Author:Tobias Hartmann, Nadine Schwanhold, Silke Leimkühler
DOI:https://doi.org/10.1016/j.bbapap.2014.12.006
ISSN:1570-9639 (print)
ISSN:0006-3002 (online)
Pubmed Id:http://www.ncbi.nlm.nih.gov/pubmed?term=25514355
Parent Title (English):Biochimica et biophysica acta : Proteins and proteomics
Publisher:Elsevier
Place of publication:Amsterdam
Document Type:Review
Language:English
Year of first Publication:2015

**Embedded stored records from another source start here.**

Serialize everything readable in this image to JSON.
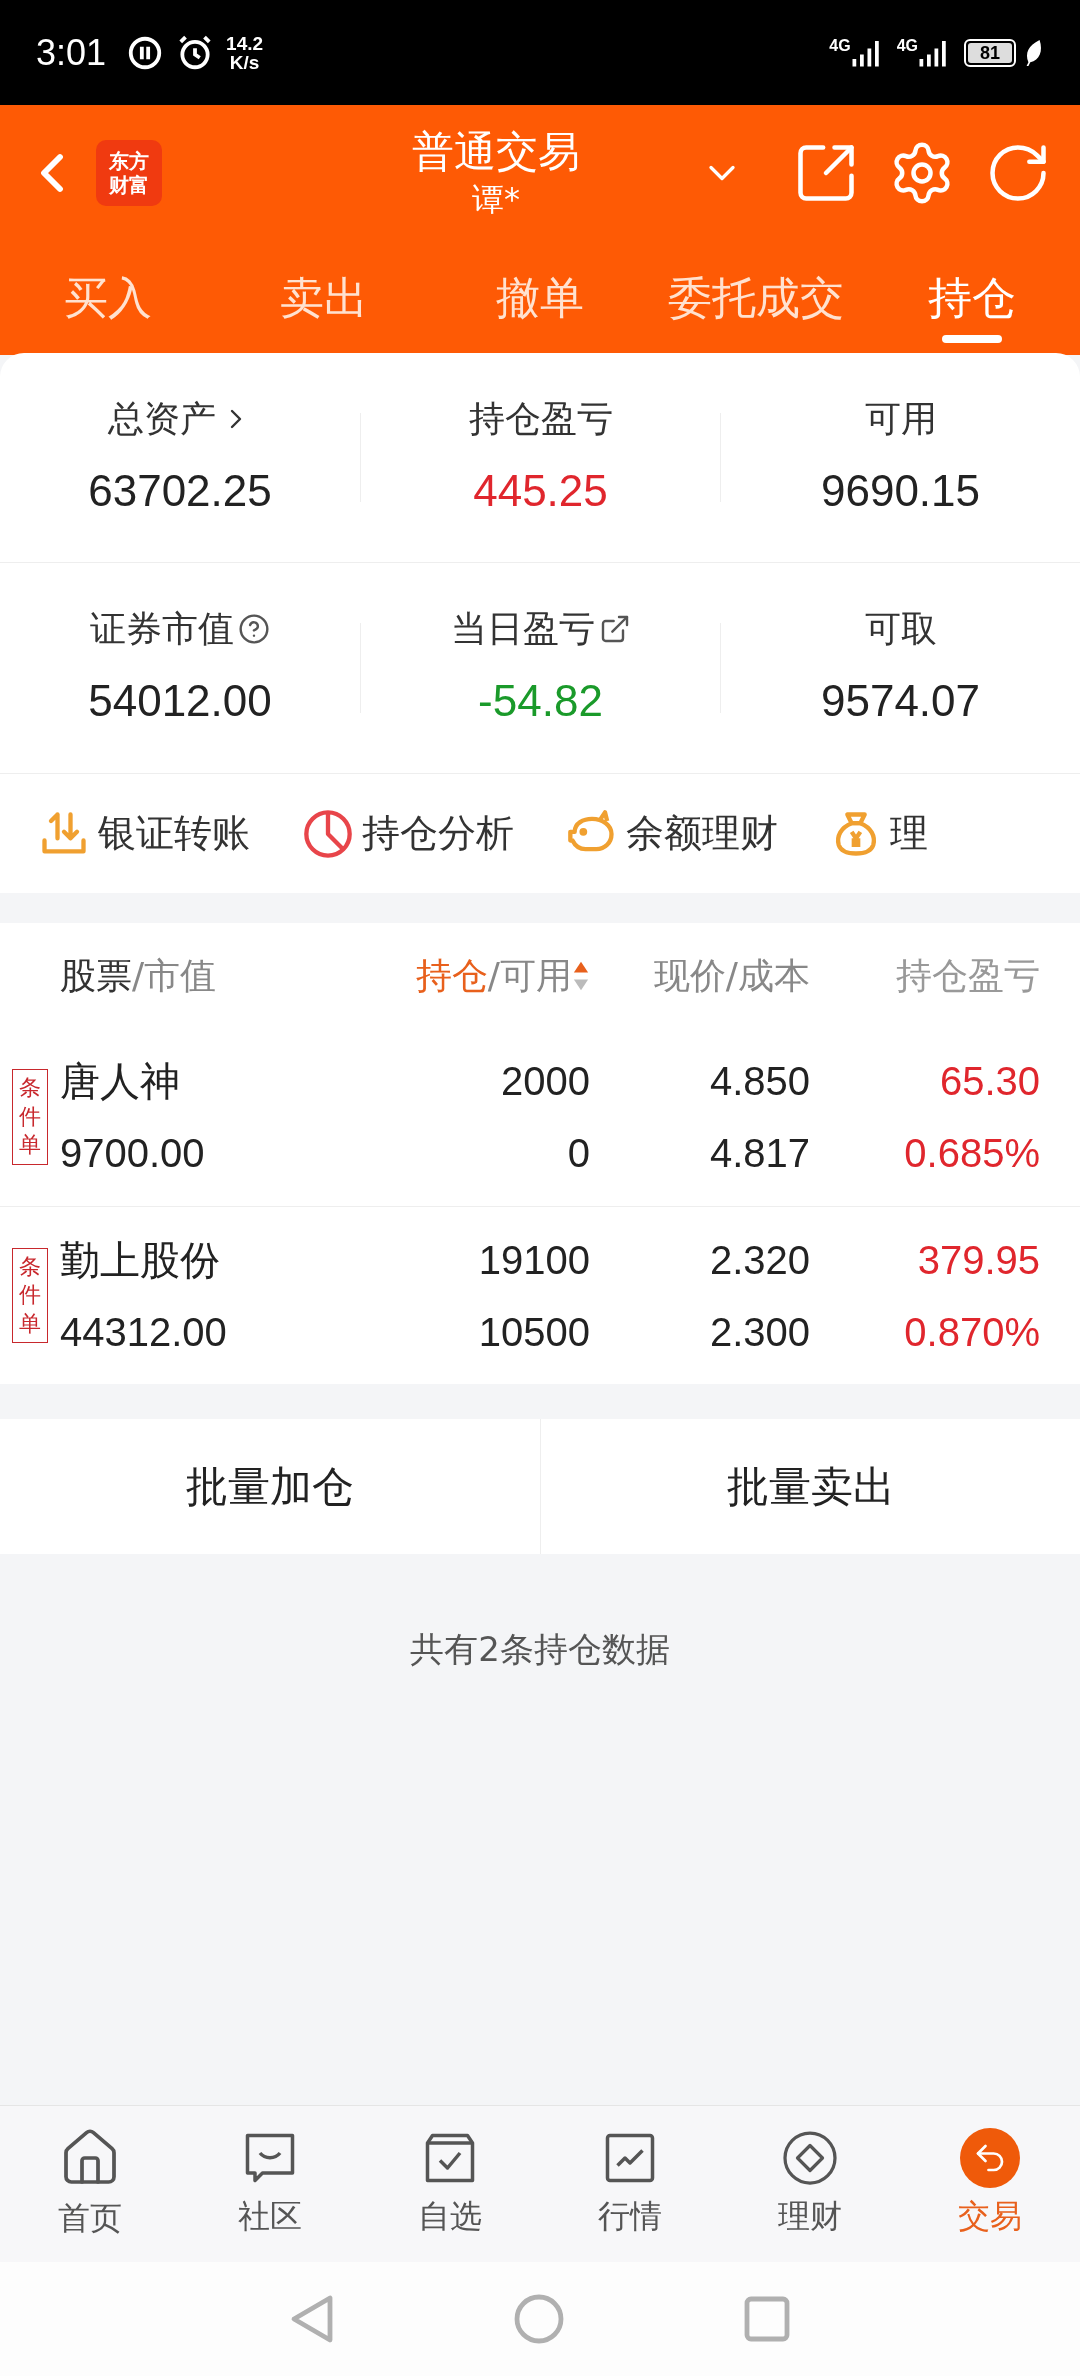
{
  "status_bar": {
    "time": "3:01",
    "speed": "14.2",
    "speed_unit": "K/s",
    "networks": [
      "4G",
      "4G"
    ],
    "battery": "81"
  },
  "header": {
    "logo_lines": [
      "东方",
      "财富"
    ],
    "title": "普通交易",
    "subtitle": "谭*"
  },
  "tabs": [
    {
      "label": "买入",
      "selected": false
    },
    {
      "label": "卖出",
      "selected": false
    },
    {
      "label": "撤单",
      "selected": false
    },
    {
      "label": "委托成交",
      "selected": false
    },
    {
      "label": "持仓",
      "selected": true
    }
  ],
  "summary": [
    {
      "label": "总资产",
      "kind": "link",
      "value": "63702.25",
      "color": "#222222"
    },
    {
      "label": "持仓盈亏",
      "kind": "plain",
      "value": "445.25",
      "color": "#e0262d"
    },
    {
      "label": "可用",
      "kind": "plain",
      "value": "9690.15",
      "color": "#222222"
    },
    {
      "label": "证券市值",
      "kind": "help",
      "value": "54012.00",
      "color": "#222222"
    },
    {
      "label": "当日盈亏",
      "kind": "external",
      "value": "-54.82",
      "color": "#1a9a2a"
    },
    {
      "label": "可取",
      "kind": "plain",
      "value": "9574.07",
      "color": "#222222"
    }
  ],
  "shortcuts": [
    {
      "label": "银证转账",
      "kind": "transfer"
    },
    {
      "label": "持仓分析",
      "kind": "pie"
    },
    {
      "label": "余额理财",
      "kind": "piggy"
    },
    {
      "label": "理",
      "kind": "moneybag"
    }
  ],
  "table": {
    "columns": [
      {
        "label": "股票",
        "secondary": "/市值",
        "sorted": false
      },
      {
        "label": "持仓",
        "secondary": "/可用",
        "sorted": true
      },
      {
        "secondary": "现价/成本",
        "sorted": false
      },
      {
        "secondary": "持仓盈亏",
        "sorted": false
      }
    ],
    "rows": [
      {
        "tag": "条件单",
        "name": "唐人神",
        "market_value": "9700.00",
        "holding": "2000",
        "available": "0",
        "price": "4.850",
        "cost": "4.817",
        "pnl": "65.30",
        "pnl_pct": "0.685%",
        "color": "#e0262d"
      },
      {
        "tag": "条件单",
        "name": "勤上股份",
        "market_value": "44312.00",
        "holding": "19100",
        "available": "10500",
        "price": "2.320",
        "cost": "2.300",
        "pnl": "379.95",
        "pnl_pct": "0.870%",
        "color": "#e0262d"
      }
    ]
  },
  "batch_buttons": [
    "批量加仓",
    "批量卖出"
  ],
  "footer_note": "共有2条持仓数据",
  "bottom_nav": [
    {
      "label": "首页",
      "kind": "home",
      "selected": false
    },
    {
      "label": "社区",
      "kind": "chat",
      "selected": false
    },
    {
      "label": "自选",
      "kind": "check",
      "selected": false
    },
    {
      "label": "行情",
      "kind": "chart",
      "selected": false
    },
    {
      "label": "理财",
      "kind": "diamond",
      "selected": false
    },
    {
      "label": "交易",
      "kind": "trade",
      "selected": true
    }
  ]
}
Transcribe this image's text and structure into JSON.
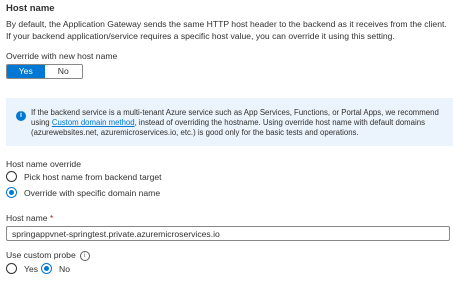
{
  "section": {
    "title": "Host name",
    "description": "By default, the Application Gateway sends the same HTTP host header to the backend as it receives from the client. If your backend application/service requires a specific host value, you can override it using this setting."
  },
  "override": {
    "label": "Override with new host name",
    "options": [
      "Yes",
      "No"
    ],
    "selected": "Yes"
  },
  "info": {
    "text_before": "If the backend service is a multi-tenant Azure service such as App Services, Functions, or Portal Apps, we recommend using ",
    "link": "Custom domain method",
    "text_after": ", instead of overriding the hostname. Using override host name with default domains (azurewebsites.net, azuremicroservices.io, etc.) is good only for the basic tests and operations."
  },
  "host_name_override": {
    "label": "Host name override",
    "options": [
      "Pick host name from backend target",
      "Override with specific domain name"
    ],
    "selected": "Override with specific domain name"
  },
  "host_name": {
    "label": "Host name",
    "required_mark": "*",
    "value": "springappvnet-springtest.private.azuremicroservices.io"
  },
  "custom_probe": {
    "label": "Use custom probe",
    "help": "i",
    "options": [
      "Yes",
      "No"
    ],
    "selected": "No"
  },
  "colors": {
    "accent": "#0078d4",
    "info_background": "#ebf3fc",
    "text": "#323130"
  }
}
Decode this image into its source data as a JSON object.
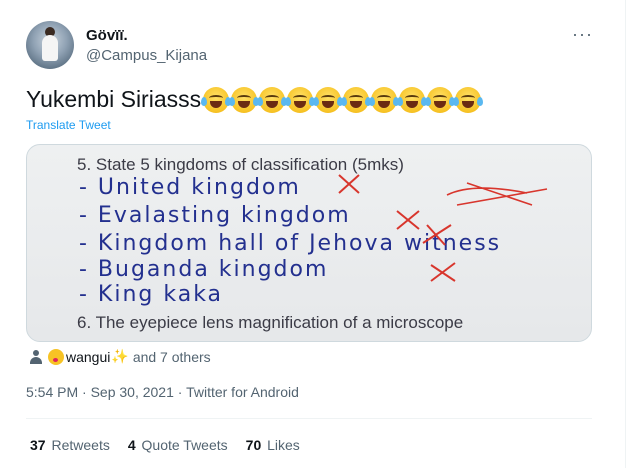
{
  "author": {
    "name": "Gövïï.",
    "handle": "@Campus_Kijana"
  },
  "menu": {
    "more_label": "···"
  },
  "tweet": {
    "text": "Yukembi Siriasss",
    "emoji_count": 10,
    "emoji_name": "face-with-tears-of-joy-icon",
    "translate_label": "Translate Tweet"
  },
  "media": {
    "question5": "5. State 5 kingdoms of classification (5mks)",
    "answers": [
      "- United kingdom",
      "- Evalasting kingdom",
      "- Kingdom hall of Jehova witness",
      "- Buganda kingdom",
      "- King kaka"
    ],
    "question6": "6. The eyepiece lens magnification of a microscope"
  },
  "liked_by": {
    "user": "wangui",
    "others": "and 7 others"
  },
  "timestamp": "5:54 PM · Sep 30, 2021 · Twitter for Android",
  "stats": {
    "retweets_count": "37",
    "retweets_label": "Retweets",
    "quotes_count": "4",
    "quotes_label": "Quote Tweets",
    "likes_count": "70",
    "likes_label": "Likes"
  },
  "colors": {
    "accent": "#1d9bf0",
    "text_secondary": "#536471",
    "ink": "#23308f",
    "red_pen": "#d8362d"
  }
}
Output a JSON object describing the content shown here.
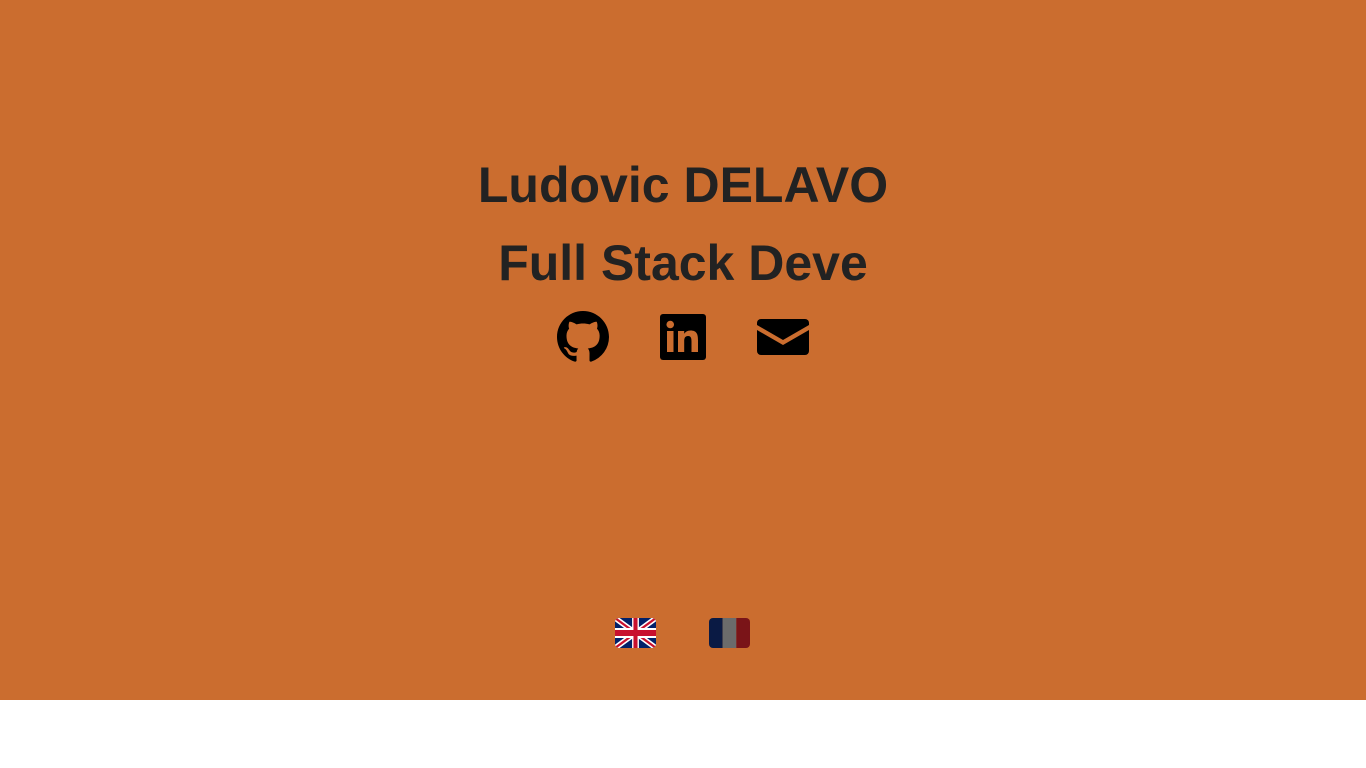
{
  "header": {
    "name": "Ludovic DELAVO",
    "role": "Full Stack Deve"
  },
  "social": [
    {
      "icon": "github-icon",
      "label": "GitHub"
    },
    {
      "icon": "linkedin-icon",
      "label": "LinkedIn"
    },
    {
      "icon": "envelope-icon",
      "label": "Email"
    }
  ],
  "languages": [
    {
      "icon": "uk-flag-icon",
      "code": "en"
    },
    {
      "icon": "france-flag-icon",
      "code": "fr"
    }
  ],
  "colors": {
    "hero_background": "#cb6d2f",
    "text": "#222222",
    "icons": "#000000",
    "footer_background": "#ffffff"
  }
}
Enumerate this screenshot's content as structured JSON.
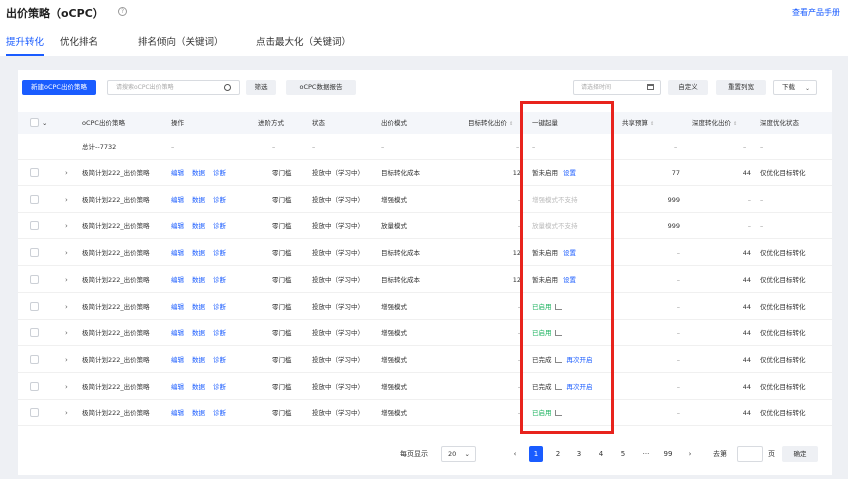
{
  "header": {
    "title": "出价策略（oCPC）",
    "help_icon": "?",
    "manual_link": "查看产品手册"
  },
  "tabs": [
    "提升转化",
    "优化排名",
    "排名倾向（关键词）",
    "点击最大化（关键词）"
  ],
  "toolbar": {
    "new_button": "新建oCPC出价策略",
    "search_placeholder": "请搜索oCPC出价策略",
    "filter_button": "筛选",
    "report_button": "oCPC数据报告",
    "date_placeholder": "请选择时间",
    "custom_button": "自定义",
    "reset_columns_button": "重置列宽",
    "download_button": "下载"
  },
  "table": {
    "columns": [
      "oCPC出价策略",
      "操作",
      "进阶方式",
      "状态",
      "出价模式",
      "目标转化出价",
      "一键起量",
      "共享预算",
      "深度转化出价",
      "深度优化状态"
    ],
    "total_row": {
      "name": "总计--7732",
      "op": "–",
      "mode": "–",
      "status": "–",
      "bid_mode": "–",
      "target": "–",
      "boost": "–",
      "budget": "–",
      "deep_bid": "–",
      "deep_status": "–"
    },
    "action_labels": [
      "编辑",
      "数据",
      "诊断"
    ],
    "rows": [
      {
        "name": "极简计划222_出价策略",
        "mode": "零门槛",
        "status": "投放中（学习中）",
        "bid_mode": "目标转化成本",
        "target": "12",
        "boost_text": "暂未启用",
        "boost_link": "设置",
        "boost_style": "normal",
        "budget": "77",
        "deep_bid": "44",
        "deep_status": "仅优化目标转化"
      },
      {
        "name": "极简计划222_出价策略",
        "mode": "零门槛",
        "status": "投放中（学习中）",
        "bid_mode": "增强模式",
        "target": "–",
        "boost_text": "增强模式不支持",
        "boost_link": "",
        "boost_style": "gray",
        "budget": "999",
        "deep_bid": "–",
        "deep_status": "–"
      },
      {
        "name": "极简计划222_出价策略",
        "mode": "零门槛",
        "status": "投放中（学习中）",
        "bid_mode": "放量模式",
        "target": "–",
        "boost_text": "放量模式不支持",
        "boost_link": "",
        "boost_style": "gray",
        "budget": "999",
        "deep_bid": "–",
        "deep_status": "–"
      },
      {
        "name": "极简计划222_出价策略",
        "mode": "零门槛",
        "status": "投放中（学习中）",
        "bid_mode": "目标转化成本",
        "target": "12",
        "boost_text": "暂未启用",
        "boost_link": "设置",
        "boost_style": "normal",
        "budget": "–",
        "deep_bid": "44",
        "deep_status": "仅优化目标转化"
      },
      {
        "name": "极简计划222_出价策略",
        "mode": "零门槛",
        "status": "投放中（学习中）",
        "bid_mode": "目标转化成本",
        "target": "12",
        "boost_text": "暂未启用",
        "boost_link": "设置",
        "boost_style": "normal",
        "budget": "–",
        "deep_bid": "44",
        "deep_status": "仅优化目标转化"
      },
      {
        "name": "极简计划222_出价策略",
        "mode": "零门槛",
        "status": "投放中（学习中）",
        "bid_mode": "增强模式",
        "target": "–",
        "boost_text": "已启用",
        "boost_link": "",
        "boost_style": "green",
        "budget": "–",
        "deep_bid": "44",
        "deep_status": "仅优化目标转化"
      },
      {
        "name": "极简计划222_出价策略",
        "mode": "零门槛",
        "status": "投放中（学习中）",
        "bid_mode": "增强模式",
        "target": "–",
        "boost_text": "已启用",
        "boost_link": "",
        "boost_style": "green",
        "budget": "–",
        "deep_bid": "44",
        "deep_status": "仅优化目标转化"
      },
      {
        "name": "极简计划222_出价策略",
        "mode": "零门槛",
        "status": "投放中（学习中）",
        "bid_mode": "增强模式",
        "target": "–",
        "boost_text": "已完成",
        "boost_link": "再次开启",
        "boost_style": "normal",
        "budget": "–",
        "deep_bid": "44",
        "deep_status": "仅优化目标转化"
      },
      {
        "name": "极简计划222_出价策略",
        "mode": "零门槛",
        "status": "投放中（学习中）",
        "bid_mode": "增强模式",
        "target": "–",
        "boost_text": "已完成",
        "boost_link": "再次开启",
        "boost_style": "normal",
        "budget": "–",
        "deep_bid": "44",
        "deep_status": "仅优化目标转化"
      },
      {
        "name": "极简计划222_出价策略",
        "mode": "零门槛",
        "status": "投放中（学习中）",
        "bid_mode": "增强模式",
        "target": "–",
        "boost_text": "已启用",
        "boost_link": "",
        "boost_style": "green",
        "budget": "–",
        "deep_bid": "44",
        "deep_status": "仅优化目标转化"
      }
    ]
  },
  "pagination": {
    "per_page_label": "每页显示",
    "per_page_value": "20",
    "pages": [
      "1",
      "2",
      "3",
      "4",
      "5",
      "···",
      "99"
    ],
    "goto_label": "去第",
    "page_unit": "页",
    "confirm": "确定"
  },
  "colors": {
    "accent": "#1a5cff",
    "highlight_box": "#e8231d",
    "enabled": "#19b15c"
  }
}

Year of Completion:2015
Release Date:2017/03/27
Tag:Bis-MGD; Chaperone; Formate dehydrogenase; L-Cysteine desulfurase; Molybdenum cofactor
Volume:1854
Issue:9
Pagenumber:11
First Page:1090
Last Page:1100
Funder:Deutsche Forschungsgemeinschaft (DFG) Cluster of Excellence "Unifying Concepts in Catalysis" [EXC 314]; DFG [LE1171/6-2]
Organizational units:Mathematisch-Naturwissenschaftliche Fakultät / Institut für Biochemie und Biologie
Peer Review:Referiert